Israel is a list based party system. You do not elect a Prime Minister, you vote for a party list. The Likud party, which Ariel Sharon leads, platform in the last election was NO to unilateral disengagement from Gaza. The Labor party, led by Mitzna, platform was unilateral disengagement from Gaza. The results of the election were clear, Labor was trounced (40-19 in terms of seats). In other words the will of the people as expressed in the last election was NO to disengagment.
Furthermore, Sharon put the question to a referendum in his party, he lost. Given that there are no direct elections, the honorable thing to do would have been to resign. The party rejected his vision, therefore he should have bowed to the wishes of the party, after all, it was the party that was elected not Sharon. He refused to do that and he did not honor the results of the referendum.
In the Israeli system the Prime Minister is not sovereign, the government is (unlike in the US where the President has clearly delineated powers). The government would have voted against disengagement, Sharon had to fire ministers to pass the plan in the government.
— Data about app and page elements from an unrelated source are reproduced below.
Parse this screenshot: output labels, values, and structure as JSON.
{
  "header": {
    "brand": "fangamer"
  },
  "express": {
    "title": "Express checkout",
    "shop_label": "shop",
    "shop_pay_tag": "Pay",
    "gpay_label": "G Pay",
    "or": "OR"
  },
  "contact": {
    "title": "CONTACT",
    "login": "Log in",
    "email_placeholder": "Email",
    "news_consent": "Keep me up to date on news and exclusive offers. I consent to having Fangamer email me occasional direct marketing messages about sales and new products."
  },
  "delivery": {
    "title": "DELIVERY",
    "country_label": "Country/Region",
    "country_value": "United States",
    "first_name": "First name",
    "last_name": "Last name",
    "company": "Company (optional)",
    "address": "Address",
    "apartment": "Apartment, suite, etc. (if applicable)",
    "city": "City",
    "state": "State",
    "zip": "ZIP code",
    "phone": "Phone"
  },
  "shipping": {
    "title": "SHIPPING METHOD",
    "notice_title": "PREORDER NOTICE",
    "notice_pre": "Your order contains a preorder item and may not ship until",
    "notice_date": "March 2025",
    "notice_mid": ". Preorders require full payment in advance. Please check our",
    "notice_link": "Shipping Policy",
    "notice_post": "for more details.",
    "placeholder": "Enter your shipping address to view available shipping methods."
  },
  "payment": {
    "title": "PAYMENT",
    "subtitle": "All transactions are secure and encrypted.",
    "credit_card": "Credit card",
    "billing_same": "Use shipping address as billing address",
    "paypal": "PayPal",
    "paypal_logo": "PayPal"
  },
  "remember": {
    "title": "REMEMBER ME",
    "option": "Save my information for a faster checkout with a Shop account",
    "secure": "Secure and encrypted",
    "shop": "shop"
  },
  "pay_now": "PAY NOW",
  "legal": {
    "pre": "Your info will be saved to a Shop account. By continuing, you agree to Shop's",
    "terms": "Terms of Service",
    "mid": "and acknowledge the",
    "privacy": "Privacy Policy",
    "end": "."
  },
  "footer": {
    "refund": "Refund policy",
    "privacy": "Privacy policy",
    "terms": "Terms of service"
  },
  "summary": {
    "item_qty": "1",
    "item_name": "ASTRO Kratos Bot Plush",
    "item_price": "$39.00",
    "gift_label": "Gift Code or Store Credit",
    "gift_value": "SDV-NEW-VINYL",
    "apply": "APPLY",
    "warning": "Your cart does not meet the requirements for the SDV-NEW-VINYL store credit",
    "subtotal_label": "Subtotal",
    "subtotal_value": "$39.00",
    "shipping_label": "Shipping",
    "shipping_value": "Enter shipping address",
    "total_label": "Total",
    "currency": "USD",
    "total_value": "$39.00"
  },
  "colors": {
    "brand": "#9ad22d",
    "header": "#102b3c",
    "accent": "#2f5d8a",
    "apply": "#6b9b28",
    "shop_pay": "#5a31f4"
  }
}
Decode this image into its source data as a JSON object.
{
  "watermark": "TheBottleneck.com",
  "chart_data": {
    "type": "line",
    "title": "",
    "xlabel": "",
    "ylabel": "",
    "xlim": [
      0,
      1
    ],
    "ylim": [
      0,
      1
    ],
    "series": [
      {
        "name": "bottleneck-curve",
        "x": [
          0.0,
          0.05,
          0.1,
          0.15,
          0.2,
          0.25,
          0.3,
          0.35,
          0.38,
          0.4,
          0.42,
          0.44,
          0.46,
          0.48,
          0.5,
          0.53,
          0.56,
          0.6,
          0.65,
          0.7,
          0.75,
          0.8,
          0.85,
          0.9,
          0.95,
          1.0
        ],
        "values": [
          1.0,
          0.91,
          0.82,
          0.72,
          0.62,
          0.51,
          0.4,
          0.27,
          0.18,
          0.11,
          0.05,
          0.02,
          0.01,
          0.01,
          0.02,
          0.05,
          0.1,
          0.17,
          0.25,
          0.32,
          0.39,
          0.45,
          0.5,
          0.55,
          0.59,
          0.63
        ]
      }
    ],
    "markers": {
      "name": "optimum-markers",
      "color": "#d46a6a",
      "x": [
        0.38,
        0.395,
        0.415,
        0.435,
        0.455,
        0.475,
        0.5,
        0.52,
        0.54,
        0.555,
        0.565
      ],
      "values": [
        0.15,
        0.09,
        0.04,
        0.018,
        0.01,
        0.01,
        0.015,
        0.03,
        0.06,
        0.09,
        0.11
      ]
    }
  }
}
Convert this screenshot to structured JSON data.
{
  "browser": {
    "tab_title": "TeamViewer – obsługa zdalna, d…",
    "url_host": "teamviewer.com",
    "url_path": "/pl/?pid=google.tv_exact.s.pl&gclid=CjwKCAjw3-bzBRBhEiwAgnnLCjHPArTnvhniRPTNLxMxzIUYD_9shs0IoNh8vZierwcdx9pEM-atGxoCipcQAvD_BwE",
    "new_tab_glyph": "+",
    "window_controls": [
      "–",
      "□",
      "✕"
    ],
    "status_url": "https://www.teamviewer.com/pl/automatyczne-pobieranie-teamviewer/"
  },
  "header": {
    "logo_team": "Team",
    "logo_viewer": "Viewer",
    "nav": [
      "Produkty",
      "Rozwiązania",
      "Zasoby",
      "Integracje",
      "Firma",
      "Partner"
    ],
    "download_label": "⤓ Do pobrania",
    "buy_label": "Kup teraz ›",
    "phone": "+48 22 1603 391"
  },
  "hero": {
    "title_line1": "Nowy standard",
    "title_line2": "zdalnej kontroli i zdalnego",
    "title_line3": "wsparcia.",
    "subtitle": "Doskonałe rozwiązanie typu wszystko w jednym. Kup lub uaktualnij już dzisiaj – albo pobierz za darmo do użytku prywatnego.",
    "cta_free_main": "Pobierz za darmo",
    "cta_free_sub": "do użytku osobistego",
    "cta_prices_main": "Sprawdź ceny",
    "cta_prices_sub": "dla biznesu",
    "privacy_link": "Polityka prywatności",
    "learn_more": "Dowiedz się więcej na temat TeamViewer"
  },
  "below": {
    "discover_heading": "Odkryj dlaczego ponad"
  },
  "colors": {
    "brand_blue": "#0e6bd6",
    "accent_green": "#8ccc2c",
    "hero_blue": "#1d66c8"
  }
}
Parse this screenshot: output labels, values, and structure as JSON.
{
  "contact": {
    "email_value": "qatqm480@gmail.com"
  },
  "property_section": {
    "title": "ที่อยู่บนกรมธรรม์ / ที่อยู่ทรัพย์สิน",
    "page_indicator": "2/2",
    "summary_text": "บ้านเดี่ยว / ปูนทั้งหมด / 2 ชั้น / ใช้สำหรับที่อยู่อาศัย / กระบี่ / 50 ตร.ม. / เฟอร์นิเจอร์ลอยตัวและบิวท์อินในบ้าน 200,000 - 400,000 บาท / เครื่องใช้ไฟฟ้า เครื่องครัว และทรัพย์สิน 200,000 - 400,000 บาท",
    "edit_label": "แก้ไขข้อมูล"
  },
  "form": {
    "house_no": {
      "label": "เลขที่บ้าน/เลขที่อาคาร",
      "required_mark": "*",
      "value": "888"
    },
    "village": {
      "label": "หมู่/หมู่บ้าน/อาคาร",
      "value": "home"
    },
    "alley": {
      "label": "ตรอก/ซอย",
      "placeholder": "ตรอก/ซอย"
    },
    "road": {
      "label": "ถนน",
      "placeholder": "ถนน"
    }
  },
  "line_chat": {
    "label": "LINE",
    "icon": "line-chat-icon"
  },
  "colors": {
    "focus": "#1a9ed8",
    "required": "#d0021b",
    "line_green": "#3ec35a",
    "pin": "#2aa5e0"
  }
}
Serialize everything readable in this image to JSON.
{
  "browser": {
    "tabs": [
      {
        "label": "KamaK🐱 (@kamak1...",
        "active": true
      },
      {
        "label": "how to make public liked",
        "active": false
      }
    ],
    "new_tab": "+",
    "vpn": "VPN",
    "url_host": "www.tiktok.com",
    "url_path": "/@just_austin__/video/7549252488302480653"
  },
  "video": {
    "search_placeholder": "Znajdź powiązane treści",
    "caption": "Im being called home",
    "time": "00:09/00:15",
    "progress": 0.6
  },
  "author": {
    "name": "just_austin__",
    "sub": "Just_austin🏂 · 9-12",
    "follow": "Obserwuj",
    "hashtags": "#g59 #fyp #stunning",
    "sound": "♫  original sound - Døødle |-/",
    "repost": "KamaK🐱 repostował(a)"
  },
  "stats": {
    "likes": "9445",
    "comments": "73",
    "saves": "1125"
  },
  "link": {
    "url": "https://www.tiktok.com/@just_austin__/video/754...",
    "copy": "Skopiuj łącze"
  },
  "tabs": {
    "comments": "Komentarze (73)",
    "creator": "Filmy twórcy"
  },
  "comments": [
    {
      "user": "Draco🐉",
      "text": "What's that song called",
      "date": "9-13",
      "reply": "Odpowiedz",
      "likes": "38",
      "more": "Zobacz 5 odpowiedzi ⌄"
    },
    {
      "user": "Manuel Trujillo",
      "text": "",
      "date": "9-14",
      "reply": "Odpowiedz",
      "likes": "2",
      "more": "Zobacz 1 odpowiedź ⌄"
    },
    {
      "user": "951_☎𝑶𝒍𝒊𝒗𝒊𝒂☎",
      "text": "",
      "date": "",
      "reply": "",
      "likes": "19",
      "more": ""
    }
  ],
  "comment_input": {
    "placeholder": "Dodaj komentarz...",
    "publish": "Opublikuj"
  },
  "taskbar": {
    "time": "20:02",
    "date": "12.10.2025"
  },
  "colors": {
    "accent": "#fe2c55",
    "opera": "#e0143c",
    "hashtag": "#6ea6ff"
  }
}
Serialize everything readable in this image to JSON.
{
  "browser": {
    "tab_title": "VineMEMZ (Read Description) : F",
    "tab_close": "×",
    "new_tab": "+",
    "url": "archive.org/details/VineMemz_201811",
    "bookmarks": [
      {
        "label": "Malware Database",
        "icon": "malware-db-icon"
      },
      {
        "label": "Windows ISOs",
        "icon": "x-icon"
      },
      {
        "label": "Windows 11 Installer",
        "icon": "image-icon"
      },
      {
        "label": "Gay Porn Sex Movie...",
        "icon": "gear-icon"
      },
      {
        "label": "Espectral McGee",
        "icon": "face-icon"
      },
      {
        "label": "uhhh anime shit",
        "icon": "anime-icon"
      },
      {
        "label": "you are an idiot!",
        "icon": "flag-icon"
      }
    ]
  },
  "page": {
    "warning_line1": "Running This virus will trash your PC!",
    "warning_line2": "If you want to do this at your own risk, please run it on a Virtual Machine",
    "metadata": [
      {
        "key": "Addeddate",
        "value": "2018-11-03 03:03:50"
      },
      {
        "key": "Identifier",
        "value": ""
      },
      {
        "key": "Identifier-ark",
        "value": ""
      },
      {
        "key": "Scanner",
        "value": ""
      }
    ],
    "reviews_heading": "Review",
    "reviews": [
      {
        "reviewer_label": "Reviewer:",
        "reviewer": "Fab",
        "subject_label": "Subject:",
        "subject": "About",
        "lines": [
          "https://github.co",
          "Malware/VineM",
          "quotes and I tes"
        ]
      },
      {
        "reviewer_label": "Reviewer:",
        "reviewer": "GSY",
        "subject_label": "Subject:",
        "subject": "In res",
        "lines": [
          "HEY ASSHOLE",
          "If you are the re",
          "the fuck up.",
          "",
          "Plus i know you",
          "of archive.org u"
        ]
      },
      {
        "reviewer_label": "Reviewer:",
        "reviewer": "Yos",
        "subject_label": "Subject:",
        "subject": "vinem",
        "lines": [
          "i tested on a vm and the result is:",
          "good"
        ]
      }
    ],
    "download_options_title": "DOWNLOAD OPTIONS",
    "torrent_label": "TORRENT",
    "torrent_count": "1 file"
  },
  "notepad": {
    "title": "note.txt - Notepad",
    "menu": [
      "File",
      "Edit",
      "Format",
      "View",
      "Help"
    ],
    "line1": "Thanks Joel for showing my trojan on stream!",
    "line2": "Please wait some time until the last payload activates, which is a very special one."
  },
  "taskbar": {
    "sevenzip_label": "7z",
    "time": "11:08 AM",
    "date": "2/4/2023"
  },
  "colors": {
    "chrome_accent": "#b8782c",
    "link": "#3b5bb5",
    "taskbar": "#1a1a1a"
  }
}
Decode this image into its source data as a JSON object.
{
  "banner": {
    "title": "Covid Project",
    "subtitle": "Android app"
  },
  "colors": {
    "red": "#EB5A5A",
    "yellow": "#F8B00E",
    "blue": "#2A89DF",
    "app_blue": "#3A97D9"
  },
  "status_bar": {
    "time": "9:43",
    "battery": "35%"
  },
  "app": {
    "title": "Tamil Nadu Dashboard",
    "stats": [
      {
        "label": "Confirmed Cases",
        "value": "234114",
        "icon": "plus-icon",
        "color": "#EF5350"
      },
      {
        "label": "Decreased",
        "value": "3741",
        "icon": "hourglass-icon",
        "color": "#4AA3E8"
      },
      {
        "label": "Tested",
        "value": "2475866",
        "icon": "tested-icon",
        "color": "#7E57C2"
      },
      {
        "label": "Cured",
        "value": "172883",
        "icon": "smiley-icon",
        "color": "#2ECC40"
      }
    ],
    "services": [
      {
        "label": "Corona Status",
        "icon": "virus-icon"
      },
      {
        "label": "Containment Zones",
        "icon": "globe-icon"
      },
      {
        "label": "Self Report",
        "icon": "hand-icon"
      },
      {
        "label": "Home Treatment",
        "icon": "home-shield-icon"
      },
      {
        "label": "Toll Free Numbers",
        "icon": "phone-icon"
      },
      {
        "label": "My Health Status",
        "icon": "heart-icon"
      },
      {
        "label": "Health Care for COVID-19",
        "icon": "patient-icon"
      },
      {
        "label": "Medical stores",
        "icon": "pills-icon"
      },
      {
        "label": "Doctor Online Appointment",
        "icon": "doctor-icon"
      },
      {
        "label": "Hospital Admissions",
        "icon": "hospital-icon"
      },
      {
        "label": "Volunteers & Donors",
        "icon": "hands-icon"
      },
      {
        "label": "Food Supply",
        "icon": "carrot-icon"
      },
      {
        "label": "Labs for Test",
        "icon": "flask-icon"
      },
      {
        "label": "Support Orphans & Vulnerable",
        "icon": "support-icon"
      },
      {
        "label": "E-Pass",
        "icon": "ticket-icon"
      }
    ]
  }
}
While that may have been strictly legal, it was certainly against the spirit of the system.
To top it all off, a number of left wing journalist published a book whose thesis is that Sharon cooked up disengagemnt to save himself from being indicted. The former Chief of Staff of teh Army testified in the knesset that he found about the plan from the press. This raises very troubling questions.
All in all, what Sharon did was stricly legal, but was certainly not democratic in the broader meaning of the word. Anyone with a shred of dignity and honor would have called new elections and said, I am running on the platform of disenagement. If as he and the left claims that a majority supports disengagement then he would have been re-elected with a clear mandate. This would have been much much healthier for the country. The right wing would understand that they lost a democratic election and the level of protest would be much lower. No one would be able to claim that the decision was illegitimate. Now, the right wing has a feeling that the decision was stolen and is illegitimate.
Disengagement is not a regular everyday government decision. It is a decision that affects everyone who lives in Israel, affects our right to the land, affects everyones future. It is only fair to give the people the right to decide on such a critical issue either with a referendum or even better, with new elections.